There was controversy around PMI companies rescinding coverage for fraud and poor underwriting during the crisis, similar to the buybacks the GSEs required. The MI rescissions were detrimental to the servicers and advantageous to the GSEs. The GSEs required servicers to buy back MI rescinded loans, which entirely eliminated the GSE credit risk. To become better partners with the lending community, the PMI companies have rewritten their master policies to limit and clarify the company's ability to rescind coverage.
Given these MI industry enhancements, it is hard to see how any lingering concerns about the PMI industry justify the incremental $2,875 being charged to the hypothetical borrower mentioned above.
Another possible reason for the increased fees on high LTV loans is the potential for greater losses to the GSEs, even after factoring MI claims being paid. Sticking with the example of a 660 credit score borrower buying a $200,000 home, Table 2 demonstrates the loss exposure to the GSEs at various LTV and default probability levels.
The GSEs do not charge LLPAs or require mortgage insurance on loans originated with 60% LTV ratios. Simply put, it's unlikely the GSEs would suffer a loss if a loan with that much equity defaults. So in this scenario, their limited risk exposure on the first $120,000 of the original purchase price is the same, regardless of the credit enhancements protecting the remaining $80,000.
While it's true that borrowers with smaller down payments present a greater default risk, the gap between the LLPAs charged on 70% LTV and 95% LTV loans is so great than increasing the loss frequency by a factor of 10 justifies less than half the $2,875 difference.
Based on this analysis, the cross subsidization appears to be overcharging high LTV borrowers and subsidizing low LTV borrowers by about $1,775. Put another way, 95% LTV mortgages would have to default at a rate of nearly 24 to 1 compared to 70% LTV loans to justify the difference in LLPA fees.
Requiring borrowers to pay a fee that disproportionately reflects the risk to the GSE is detrimental for low-income individuals and families, particularly first-time homebuyers and people of color.
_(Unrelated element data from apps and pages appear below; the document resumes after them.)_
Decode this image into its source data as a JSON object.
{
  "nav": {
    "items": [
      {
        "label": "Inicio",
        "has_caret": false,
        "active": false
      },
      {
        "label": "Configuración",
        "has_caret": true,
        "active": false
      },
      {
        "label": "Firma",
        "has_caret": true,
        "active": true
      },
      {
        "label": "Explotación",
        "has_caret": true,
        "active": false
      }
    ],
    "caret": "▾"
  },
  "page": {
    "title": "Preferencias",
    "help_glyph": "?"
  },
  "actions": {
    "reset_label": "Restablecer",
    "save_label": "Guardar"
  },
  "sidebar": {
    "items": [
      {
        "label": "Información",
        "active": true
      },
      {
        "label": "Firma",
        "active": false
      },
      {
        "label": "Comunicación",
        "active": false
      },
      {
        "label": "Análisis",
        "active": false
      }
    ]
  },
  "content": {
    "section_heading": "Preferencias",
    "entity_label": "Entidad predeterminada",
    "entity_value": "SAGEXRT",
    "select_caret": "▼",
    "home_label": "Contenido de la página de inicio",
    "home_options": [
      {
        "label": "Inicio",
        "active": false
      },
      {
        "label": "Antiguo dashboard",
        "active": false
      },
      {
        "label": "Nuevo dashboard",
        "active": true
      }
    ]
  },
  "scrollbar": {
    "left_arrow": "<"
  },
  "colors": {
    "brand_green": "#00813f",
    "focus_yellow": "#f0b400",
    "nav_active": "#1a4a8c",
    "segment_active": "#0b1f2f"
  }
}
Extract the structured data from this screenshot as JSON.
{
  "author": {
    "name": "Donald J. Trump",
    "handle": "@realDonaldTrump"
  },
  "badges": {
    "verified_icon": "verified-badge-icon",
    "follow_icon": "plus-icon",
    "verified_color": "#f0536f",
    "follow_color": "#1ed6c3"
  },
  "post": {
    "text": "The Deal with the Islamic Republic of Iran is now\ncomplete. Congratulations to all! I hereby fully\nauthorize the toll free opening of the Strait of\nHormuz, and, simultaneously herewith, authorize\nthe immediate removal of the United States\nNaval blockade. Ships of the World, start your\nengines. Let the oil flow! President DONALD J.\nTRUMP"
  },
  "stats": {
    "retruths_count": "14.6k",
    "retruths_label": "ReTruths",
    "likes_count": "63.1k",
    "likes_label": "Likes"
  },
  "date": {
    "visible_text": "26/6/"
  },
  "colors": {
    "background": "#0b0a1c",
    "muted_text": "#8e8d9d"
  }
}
The GSE bias against high LTV lending has pushed borrowers to FHA who would normally be served through GSE products.
Housing reform advocates need to be conscious of and open-minded about how a new housing finance system affects and supports the underserved because the lack of transparency in the current system has pushed potential borrowers to the outskirts.